Description of the task: For this exercise, set down all the records exactly as given.

Dataset rows describing interfaces:
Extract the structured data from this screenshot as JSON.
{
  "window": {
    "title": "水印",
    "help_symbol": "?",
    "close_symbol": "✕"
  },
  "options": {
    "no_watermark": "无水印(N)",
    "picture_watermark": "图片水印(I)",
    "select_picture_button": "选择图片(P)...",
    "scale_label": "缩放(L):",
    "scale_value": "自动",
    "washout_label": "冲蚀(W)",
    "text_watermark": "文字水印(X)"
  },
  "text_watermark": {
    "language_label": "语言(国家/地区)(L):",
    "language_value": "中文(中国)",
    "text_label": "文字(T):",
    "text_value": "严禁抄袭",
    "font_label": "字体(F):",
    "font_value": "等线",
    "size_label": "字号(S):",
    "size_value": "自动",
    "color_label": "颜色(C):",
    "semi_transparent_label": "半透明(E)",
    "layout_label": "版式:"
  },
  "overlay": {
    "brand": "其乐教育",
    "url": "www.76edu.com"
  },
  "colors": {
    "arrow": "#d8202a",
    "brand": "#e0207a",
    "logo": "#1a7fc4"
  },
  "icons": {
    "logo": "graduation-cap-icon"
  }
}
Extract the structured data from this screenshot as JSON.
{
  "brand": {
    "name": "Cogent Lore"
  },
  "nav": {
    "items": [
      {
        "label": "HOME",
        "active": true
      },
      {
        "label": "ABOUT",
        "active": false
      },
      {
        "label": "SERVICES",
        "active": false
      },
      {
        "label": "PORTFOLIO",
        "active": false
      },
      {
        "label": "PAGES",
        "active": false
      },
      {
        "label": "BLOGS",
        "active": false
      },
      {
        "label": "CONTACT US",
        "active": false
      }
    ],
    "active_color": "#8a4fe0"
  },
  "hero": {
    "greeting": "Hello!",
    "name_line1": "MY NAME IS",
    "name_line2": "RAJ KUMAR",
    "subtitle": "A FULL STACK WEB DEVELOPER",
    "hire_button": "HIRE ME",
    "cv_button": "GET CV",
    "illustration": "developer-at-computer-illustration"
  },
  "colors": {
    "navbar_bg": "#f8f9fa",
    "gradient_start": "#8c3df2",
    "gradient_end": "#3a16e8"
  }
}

Solution:
Extract the structured data from this screenshot as JSON.
{
  "window": {
    "title": "水印",
    "help_symbol": "?",
    "close_symbol": "✕"
  },
  "options": {
    "no_watermark": "无水印(N)",
    "picture_watermark": "图片水印(I)",
    "select_picture_button": "选择图片(P)...",
    "scale_label": "缩放(L):",
    "scale_value": "自动",
    "washout_label": "冲蚀(W)",
    "text_watermark": "文字水印(X)"
  },
  "text_watermark": {
    "language_label": "语言(国家/地区)(L):",
    "language_value": "中文(中国)",
    "text_label": "文字(T):",
    "text_value": "严禁抄袭",
    "font_label": "字体(F):",
    "font_value": "等线",
    "size_label": "字号(S):",
    "size_value": "自动",
    "color_label": "颜色(C):",
    "semi_transparent_label": "半透明(E)",
    "layout_label": "版式:"
  },
  "overlay": {
    "brand": "其乐教育",
    "url": "www.76edu.com"
  },
  "colors": {
    "arrow": "#d8202a",
    "brand": "#e0207a",
    "logo": "#1a7fc4"
  },
  "icons": {
    "logo": "graduation-cap-icon"
  }
}
Extract the structured data from this screenshot as JSON.
{
  "brand": {
    "name": "Cogent Lore"
  },
  "nav": {
    "items": [
      {
        "label": "HOME",
        "active": true
      },
      {
        "label": "ABOUT",
        "active": false
      },
      {
        "label": "SERVICES",
        "active": false
      },
      {
        "label": "PORTFOLIO",
        "active": false
      },
      {
        "label": "PAGES",
        "active": false
      },
      {
        "label": "BLOGS",
        "active": false
      },
      {
        "label": "CONTACT US",
        "active": false
      }
    ],
    "active_color": "#8a4fe0"
  },
  "hero": {
    "greeting": "Hello!",
    "name_line1": "MY NAME IS",
    "name_line2": "RAJ KUMAR",
    "subtitle": "A FULL STACK WEB DEVELOPER",
    "hire_button": "HIRE ME",
    "cv_button": "GET CV",
    "illustration": "developer-at-computer-illustration"
  },
  "colors": {
    "navbar_bg": "#f8f9fa",
    "gradient_start": "#8c3df2",
    "gradient_end": "#3a16e8"
  }
}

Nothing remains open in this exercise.